In my last three posts here, I analyzed the first three tournament games of my life, as a new unrated player in 1980:
- I lost the first upon being attacked effectively in the middlegame.
- I won the second in a very uneven game in which both players simplified quickly and reaching an endgame which I won only because my opponent blundered into an obviously lost King and Pawn endgame.
- I drew the third after bumbling into an advantageous endgame but not knowing how to win, and allowing simplification to a draw.
My fourth game (my opponent was rated around USCF 1550) is interesting because for the first time in the tournament, I actually had a clear middlegame attacking plan in a blocked position, and correctly followed through on it, castling Queen side and attacking on my opponent’s vulnerable King side with an obvious Pawn break as well as activating my pieces toward that side of the board. For the first time in the tournament, really, I displayed an active search for an initiative in the middlegame.
Unfortunately, a few moves before forced mate, I apparently did not realize the strength of my position and mysteriously simplified repeatedly, into an endgame with a useless Pawn up, and a draw resulted.

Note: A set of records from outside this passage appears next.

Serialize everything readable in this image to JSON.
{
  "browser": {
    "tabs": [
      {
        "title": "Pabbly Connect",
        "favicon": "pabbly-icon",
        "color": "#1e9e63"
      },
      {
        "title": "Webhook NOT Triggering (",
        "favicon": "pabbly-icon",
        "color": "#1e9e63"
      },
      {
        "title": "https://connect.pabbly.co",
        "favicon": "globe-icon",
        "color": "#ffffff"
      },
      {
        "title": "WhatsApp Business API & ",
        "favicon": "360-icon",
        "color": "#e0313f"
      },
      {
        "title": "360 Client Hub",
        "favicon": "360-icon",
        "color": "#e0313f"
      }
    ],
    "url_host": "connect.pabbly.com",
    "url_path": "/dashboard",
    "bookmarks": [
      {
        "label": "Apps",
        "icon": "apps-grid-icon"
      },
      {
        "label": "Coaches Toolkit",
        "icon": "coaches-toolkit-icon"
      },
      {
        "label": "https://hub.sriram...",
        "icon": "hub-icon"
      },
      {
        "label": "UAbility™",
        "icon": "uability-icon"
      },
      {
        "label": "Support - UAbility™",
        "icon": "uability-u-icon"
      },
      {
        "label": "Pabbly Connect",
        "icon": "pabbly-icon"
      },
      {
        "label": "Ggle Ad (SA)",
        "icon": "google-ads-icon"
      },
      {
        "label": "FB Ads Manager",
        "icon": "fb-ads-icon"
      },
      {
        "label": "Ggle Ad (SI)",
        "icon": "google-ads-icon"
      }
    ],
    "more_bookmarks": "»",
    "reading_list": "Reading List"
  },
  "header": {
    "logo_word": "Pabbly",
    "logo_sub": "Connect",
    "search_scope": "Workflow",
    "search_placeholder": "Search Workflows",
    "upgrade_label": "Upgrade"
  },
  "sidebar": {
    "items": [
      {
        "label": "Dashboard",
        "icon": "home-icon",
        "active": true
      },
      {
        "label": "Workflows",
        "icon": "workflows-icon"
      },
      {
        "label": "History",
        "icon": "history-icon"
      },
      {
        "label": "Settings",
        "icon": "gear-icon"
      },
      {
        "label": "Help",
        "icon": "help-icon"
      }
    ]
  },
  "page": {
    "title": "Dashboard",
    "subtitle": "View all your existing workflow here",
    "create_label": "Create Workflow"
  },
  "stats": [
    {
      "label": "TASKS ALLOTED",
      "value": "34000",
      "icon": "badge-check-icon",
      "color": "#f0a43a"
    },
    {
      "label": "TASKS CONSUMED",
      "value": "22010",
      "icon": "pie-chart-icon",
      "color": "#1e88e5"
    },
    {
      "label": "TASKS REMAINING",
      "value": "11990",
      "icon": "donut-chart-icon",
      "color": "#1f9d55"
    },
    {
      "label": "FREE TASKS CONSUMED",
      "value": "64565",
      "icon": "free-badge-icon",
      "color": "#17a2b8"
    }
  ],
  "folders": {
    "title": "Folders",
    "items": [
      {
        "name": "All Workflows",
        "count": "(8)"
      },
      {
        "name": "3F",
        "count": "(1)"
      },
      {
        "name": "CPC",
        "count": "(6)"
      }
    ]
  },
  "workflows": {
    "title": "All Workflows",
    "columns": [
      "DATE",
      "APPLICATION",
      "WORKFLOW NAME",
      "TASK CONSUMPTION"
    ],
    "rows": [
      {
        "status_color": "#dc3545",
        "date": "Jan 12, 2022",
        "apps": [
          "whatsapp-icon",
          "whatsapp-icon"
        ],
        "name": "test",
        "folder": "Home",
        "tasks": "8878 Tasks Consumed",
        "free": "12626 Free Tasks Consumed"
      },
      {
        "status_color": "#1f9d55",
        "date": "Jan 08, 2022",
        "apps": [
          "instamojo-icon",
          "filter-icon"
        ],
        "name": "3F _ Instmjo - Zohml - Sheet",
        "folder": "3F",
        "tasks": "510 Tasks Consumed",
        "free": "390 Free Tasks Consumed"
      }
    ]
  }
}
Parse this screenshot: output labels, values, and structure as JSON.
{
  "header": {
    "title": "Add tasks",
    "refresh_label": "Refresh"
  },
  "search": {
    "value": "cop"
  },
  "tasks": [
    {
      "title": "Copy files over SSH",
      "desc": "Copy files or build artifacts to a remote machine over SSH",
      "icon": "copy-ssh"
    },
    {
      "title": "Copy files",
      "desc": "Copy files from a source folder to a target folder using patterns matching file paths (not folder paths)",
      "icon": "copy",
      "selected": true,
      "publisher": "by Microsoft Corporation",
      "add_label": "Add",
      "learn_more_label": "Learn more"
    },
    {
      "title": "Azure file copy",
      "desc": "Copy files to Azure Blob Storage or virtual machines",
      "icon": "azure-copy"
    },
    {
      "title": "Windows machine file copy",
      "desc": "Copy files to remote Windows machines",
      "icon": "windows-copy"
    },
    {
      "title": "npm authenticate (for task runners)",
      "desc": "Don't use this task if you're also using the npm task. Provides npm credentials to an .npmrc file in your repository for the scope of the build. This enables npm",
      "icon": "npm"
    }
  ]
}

The irony is that my opponent allowed me at two points the opportunity to trade my Bishop for his Knight, in which case the Pawn-up King and Pawn endgame would have been an easy win for me. Apparently my knowledge of King and Pawn endgames was still very limited, illustrating yet again how important it is to master these basic endgames.
The classic pattern I see in these early games is that of unwarranted simplification in advantageous middlegames and endgames, probably a result of the early emphasis on “counting points” of material, and not realizing that an active piece is worth more than a passive piece.
The complete annotated game